* **HOW TO COMPLETE THIS TASK**
Going from the line that contains "Transcribe this image's" to the last line of the material below, repeat every line exactly.

§

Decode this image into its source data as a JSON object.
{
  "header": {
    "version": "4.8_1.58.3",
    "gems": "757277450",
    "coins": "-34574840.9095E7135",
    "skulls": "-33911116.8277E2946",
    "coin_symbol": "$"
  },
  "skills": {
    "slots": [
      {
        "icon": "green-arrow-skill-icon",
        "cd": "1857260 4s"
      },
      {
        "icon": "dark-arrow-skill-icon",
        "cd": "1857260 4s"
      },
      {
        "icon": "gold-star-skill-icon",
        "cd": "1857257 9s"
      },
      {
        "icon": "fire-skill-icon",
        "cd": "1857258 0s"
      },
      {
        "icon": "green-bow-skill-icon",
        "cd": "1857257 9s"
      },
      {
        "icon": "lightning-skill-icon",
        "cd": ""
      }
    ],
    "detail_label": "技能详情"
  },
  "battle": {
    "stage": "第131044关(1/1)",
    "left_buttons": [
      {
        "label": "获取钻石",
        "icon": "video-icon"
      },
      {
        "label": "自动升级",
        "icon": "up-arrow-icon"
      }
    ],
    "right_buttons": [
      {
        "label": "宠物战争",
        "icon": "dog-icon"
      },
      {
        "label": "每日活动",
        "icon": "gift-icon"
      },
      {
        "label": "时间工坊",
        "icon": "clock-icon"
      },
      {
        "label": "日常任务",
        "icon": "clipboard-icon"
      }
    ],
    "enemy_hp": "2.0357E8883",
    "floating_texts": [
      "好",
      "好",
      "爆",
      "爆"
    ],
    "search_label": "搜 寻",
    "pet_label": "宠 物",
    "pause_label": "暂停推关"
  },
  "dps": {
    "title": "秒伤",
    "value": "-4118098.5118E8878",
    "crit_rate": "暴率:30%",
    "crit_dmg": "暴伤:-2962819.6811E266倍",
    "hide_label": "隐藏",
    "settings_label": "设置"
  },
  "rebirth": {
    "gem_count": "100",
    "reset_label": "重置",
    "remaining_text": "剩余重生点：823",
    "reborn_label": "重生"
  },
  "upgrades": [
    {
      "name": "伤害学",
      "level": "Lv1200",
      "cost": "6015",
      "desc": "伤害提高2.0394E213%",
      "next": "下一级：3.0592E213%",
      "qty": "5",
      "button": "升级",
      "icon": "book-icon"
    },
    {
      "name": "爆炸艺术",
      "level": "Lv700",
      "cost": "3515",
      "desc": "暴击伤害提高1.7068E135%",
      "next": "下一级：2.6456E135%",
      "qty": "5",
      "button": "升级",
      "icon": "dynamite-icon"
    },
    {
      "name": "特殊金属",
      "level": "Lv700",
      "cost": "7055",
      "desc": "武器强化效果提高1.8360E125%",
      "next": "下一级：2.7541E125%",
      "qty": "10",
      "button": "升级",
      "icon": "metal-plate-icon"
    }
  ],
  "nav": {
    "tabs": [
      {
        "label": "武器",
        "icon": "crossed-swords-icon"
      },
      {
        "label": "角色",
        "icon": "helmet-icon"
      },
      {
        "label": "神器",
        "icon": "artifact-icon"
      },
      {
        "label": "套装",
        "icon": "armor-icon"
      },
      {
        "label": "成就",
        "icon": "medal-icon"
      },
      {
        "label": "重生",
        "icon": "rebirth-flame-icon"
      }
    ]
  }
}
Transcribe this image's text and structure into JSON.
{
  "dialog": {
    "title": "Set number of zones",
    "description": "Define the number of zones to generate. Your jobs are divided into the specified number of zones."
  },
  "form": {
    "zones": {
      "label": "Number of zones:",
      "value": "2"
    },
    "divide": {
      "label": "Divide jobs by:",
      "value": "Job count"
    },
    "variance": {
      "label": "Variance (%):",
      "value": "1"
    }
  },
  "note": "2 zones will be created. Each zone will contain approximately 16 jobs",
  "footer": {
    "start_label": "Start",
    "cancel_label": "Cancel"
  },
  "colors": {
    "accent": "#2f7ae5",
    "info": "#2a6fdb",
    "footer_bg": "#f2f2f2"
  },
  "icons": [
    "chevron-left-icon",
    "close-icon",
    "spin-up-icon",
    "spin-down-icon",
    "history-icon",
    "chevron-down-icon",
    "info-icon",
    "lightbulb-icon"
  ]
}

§

* **RESULT OF THE EXERCISE**
Transcribe this image's text and structure into JSON.
{
  "dialog": {
    "title": "Set number of zones",
    "description": "Define the number of zones to generate. Your jobs are divided into the specified number of zones."
  },
  "form": {
    "zones": {
      "label": "Number of zones:",
      "value": "2"
    },
    "divide": {
      "label": "Divide jobs by:",
      "value": "Job count"
    },
    "variance": {
      "label": "Variance (%):",
      "value": "1"
    }
  },
  "note": "2 zones will be created. Each zone will contain approximately 16 jobs",
  "footer": {
    "start_label": "Start",
    "cancel_label": "Cancel"
  },
  "colors": {
    "accent": "#2f7ae5",
    "info": "#2a6fdb",
    "footer_bg": "#f2f2f2"
  },
  "icons": [
    "chevron-left-icon",
    "close-icon",
    "spin-up-icon",
    "spin-down-icon",
    "history-icon",
    "chevron-down-icon",
    "info-icon",
    "lightbulb-icon"
  ]
}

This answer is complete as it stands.